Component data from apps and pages
+ + + +

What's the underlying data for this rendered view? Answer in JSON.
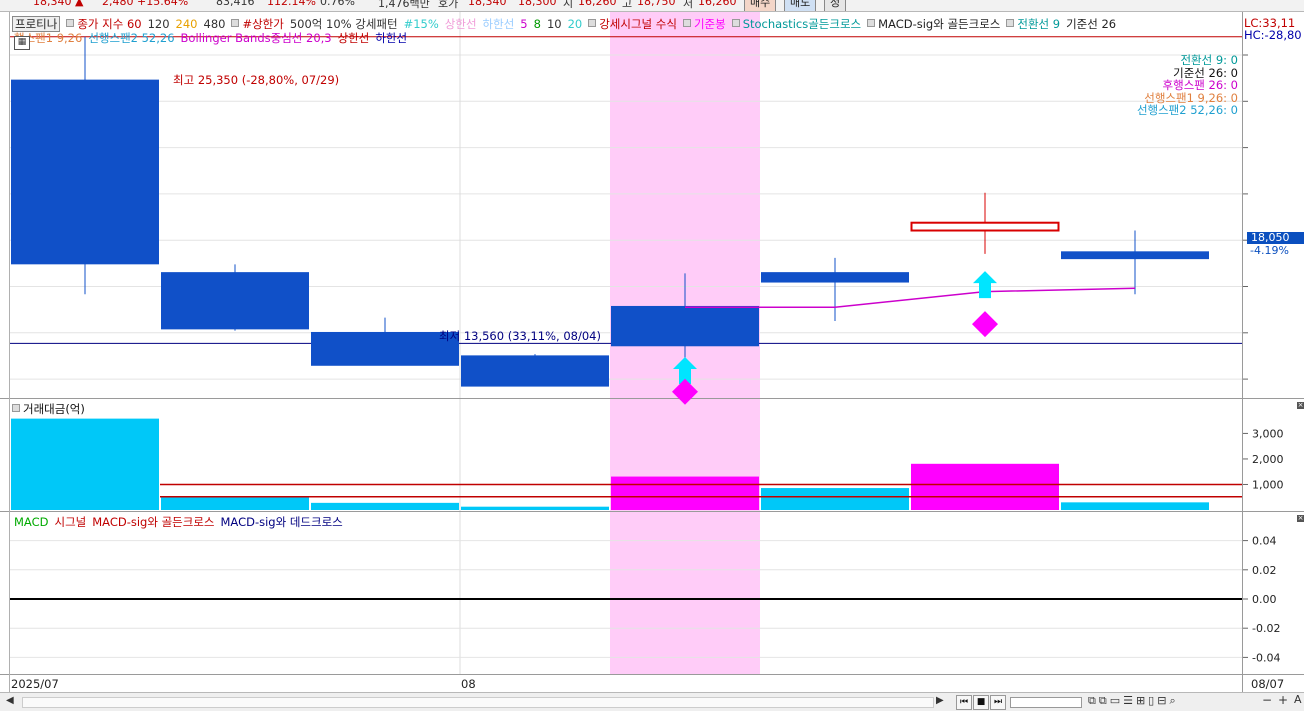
{
  "quote_bar": {
    "price": "18,340 ▲",
    "change": "2,480 +15.64%",
    "volume": "83,416",
    "volume_ratio": "112.14%",
    "turnover": "0.76%",
    "amount": "1,476백만",
    "ask_label": "호가",
    "ask": "18,340",
    "bid": "18,300",
    "open_label": "시",
    "open": "16,260",
    "high_label": "고",
    "high": "18,750",
    "low_label": "저",
    "low": "16,260",
    "buy_button": "매수",
    "sell_button": "매도",
    "extra_button": "정"
  },
  "legend_main": {
    "row1": [
      {
        "text": "프로티나",
        "color": "#222222",
        "boxed": true
      },
      {
        "text": "종가 지수 60",
        "color": "#c00000"
      },
      {
        "text": "120",
        "color": "#333333"
      },
      {
        "text": "240",
        "color": "#e8a000"
      },
      {
        "text": "480",
        "color": "#333333"
      },
      {
        "text": "#상한가",
        "color": "#c00000"
      },
      {
        "text": "500억 10% 강세패턴",
        "color": "#333333"
      },
      {
        "text": "#15%",
        "color": "#33cccc"
      },
      {
        "text": "상한선",
        "color": "#f09cd8"
      },
      {
        "text": "하한선",
        "color": "#99ccff"
      },
      {
        "text": "5",
        "color": "#cc00cc"
      },
      {
        "text": "8",
        "color": "#009900"
      },
      {
        "text": "10",
        "color": "#333333"
      },
      {
        "text": "20",
        "color": "#33cccc"
      },
      {
        "text": "강세시그널 수식",
        "color": "#c00000"
      },
      {
        "text": "기준봉",
        "color": "#ff00ff"
      },
      {
        "text": "Stochastics골든크로스",
        "color": "#009999"
      },
      {
        "text": "MACD-sig와 골든크로스",
        "color": "#222222"
      },
      {
        "text": "전환선 9",
        "color": "#009999"
      },
      {
        "text": "기준선 26",
        "color": "#222222"
      }
    ],
    "row2": [
      {
        "text": "행스팬1 9,26",
        "color": "#e08040"
      },
      {
        "text": "선행스팬2 52,26",
        "color": "#20a0d0"
      },
      {
        "text": "Bollinger Bands중심선 20,3",
        "color": "#cc00cc"
      },
      {
        "text": "상한선",
        "color": "#c00000"
      },
      {
        "text": "하한선",
        "color": "#0000aa"
      }
    ]
  },
  "ichimoku_values": [
    {
      "text": "전환선 9: 0",
      "color": "#009999"
    },
    {
      "text": "기준선 26: 0",
      "color": "#111111"
    },
    {
      "text": "후행스팬 26: 0",
      "color": "#cc00cc"
    },
    {
      "text": "선행스팬1 9,26: 0",
      "color": "#e08040"
    },
    {
      "text": "선행스팬2 52,26: 0",
      "color": "#20a0d0"
    }
  ],
  "right_info": {
    "lc": "LC:33,11",
    "hc": "HC:-28,80",
    "current_price_tag": "18,050",
    "current_change_tag": "-4.19%"
  },
  "annotations": {
    "high": "최고 25,350 (-28,80%, 07/29)",
    "low": "최저 13,560 (33,11%, 08/04)"
  },
  "chart_data": [
    {
      "type": "candlestick",
      "title": "프로티나",
      "highlight_candle_index": 4,
      "candles": [
        {
          "open": 23700,
          "high": 25350,
          "low": 15450,
          "close": 16600
        },
        {
          "open": 16300,
          "high": 16600,
          "low": 14050,
          "close": 14100
        },
        {
          "open": 14000,
          "high": 14550,
          "low": 13400,
          "close": 12700
        },
        {
          "open": 13100,
          "high": 13150,
          "low": 12550,
          "close": 11900
        },
        {
          "open": 15000,
          "high": 16250,
          "low": 12600,
          "close": 13450
        },
        {
          "open": 16300,
          "high": 16850,
          "low": 14420,
          "close": 15900
        },
        {
          "open": 17900,
          "high": 19350,
          "low": 17000,
          "close": 18200
        },
        {
          "open": 17100,
          "high": 17900,
          "low": 15450,
          "close": 16800
        }
      ],
      "line_series": [
        {
          "values": [
            null,
            null,
            null,
            null,
            14950,
            14950,
            15550,
            15680
          ],
          "color": "#cc00cc"
        }
      ],
      "reference_lines": [
        {
          "value": 25350,
          "color": "#c00000"
        },
        {
          "value": 13560,
          "color": "#000080"
        }
      ],
      "markers": [
        {
          "index": 4,
          "shape": "arrow-up",
          "color": "#00e5ff",
          "value": 12500
        },
        {
          "index": 4,
          "shape": "diamond",
          "color": "#ff00ff",
          "value": 11700
        },
        {
          "index": 6,
          "shape": "arrow-up",
          "color": "#00e5ff",
          "value": 15800
        },
        {
          "index": 6,
          "shape": "diamond",
          "color": "#ff00ff",
          "value": 14300
        }
      ],
      "ylim": [
        11500,
        26300
      ]
    },
    {
      "type": "bar",
      "title": "거래대금(억)",
      "values": [
        3580,
        530,
        280,
        130,
        1310,
        860,
        1810,
        300
      ],
      "colors": [
        "#00c8f8",
        "#00c8f8",
        "#00c8f8",
        "#00c8f8",
        "#ff00ff",
        "#00c8f8",
        "#ff00ff",
        "#00c8f8"
      ],
      "ylim": [
        0,
        3800
      ],
      "yticks": [
        "3,000",
        "2,000",
        "1,000"
      ],
      "reference_lines": [
        {
          "value": 1000,
          "color": "#c00000"
        },
        {
          "value": 520,
          "color": "#c00000"
        }
      ]
    },
    {
      "type": "line",
      "title": "MACD",
      "legend": [
        {
          "text": "MACD",
          "color": "#00aa00"
        },
        {
          "text": "시그널",
          "color": "#c00000"
        },
        {
          "text": "MACD-sig와 골든크로스",
          "color": "#c00000"
        },
        {
          "text": "MACD-sig와 데드크로스",
          "color": "#000080"
        }
      ],
      "values": [
        0,
        0,
        0,
        0,
        0,
        0,
        0,
        0
      ],
      "ylim": [
        -0.05,
        0.05
      ],
      "yticks": [
        "0.04",
        "0.02",
        "0.00",
        "-0.02",
        "-0.04"
      ]
    }
  ],
  "x_axis": {
    "labels": [
      "2025/07",
      "08",
      "08/07"
    ]
  }
}
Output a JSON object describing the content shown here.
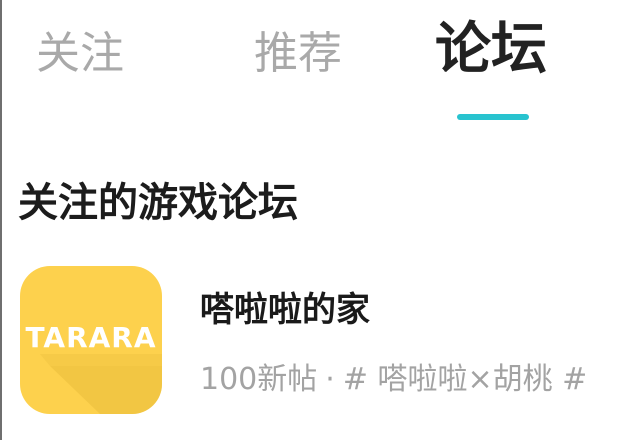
{
  "tabs": [
    {
      "label": "关注",
      "active": false
    },
    {
      "label": "推荐",
      "active": false
    },
    {
      "label": "论坛",
      "active": true
    }
  ],
  "colors": {
    "active_indicator": "#28c3cf",
    "inactive_tab": "#a9a9a9",
    "game_icon_bg": "#fdd14d"
  },
  "section": {
    "title": "关注的游戏论坛"
  },
  "forums": [
    {
      "icon_text": "TARARA",
      "name": "嗒啦啦的家",
      "post_count": "100新帖",
      "separator": "·",
      "tags": "# 嗒啦啦×胡桃 #"
    }
  ]
}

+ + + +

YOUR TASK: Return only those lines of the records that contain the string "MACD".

OUTPUT FOR THIS EXERCISE:
        "text": "MACD-sig와 골든크로스",
      "title": "MACD",
          "text": "MACD",
          "text": "MACD-sig와 골든크로스",
          "text": "MACD-sig와 데드크로스",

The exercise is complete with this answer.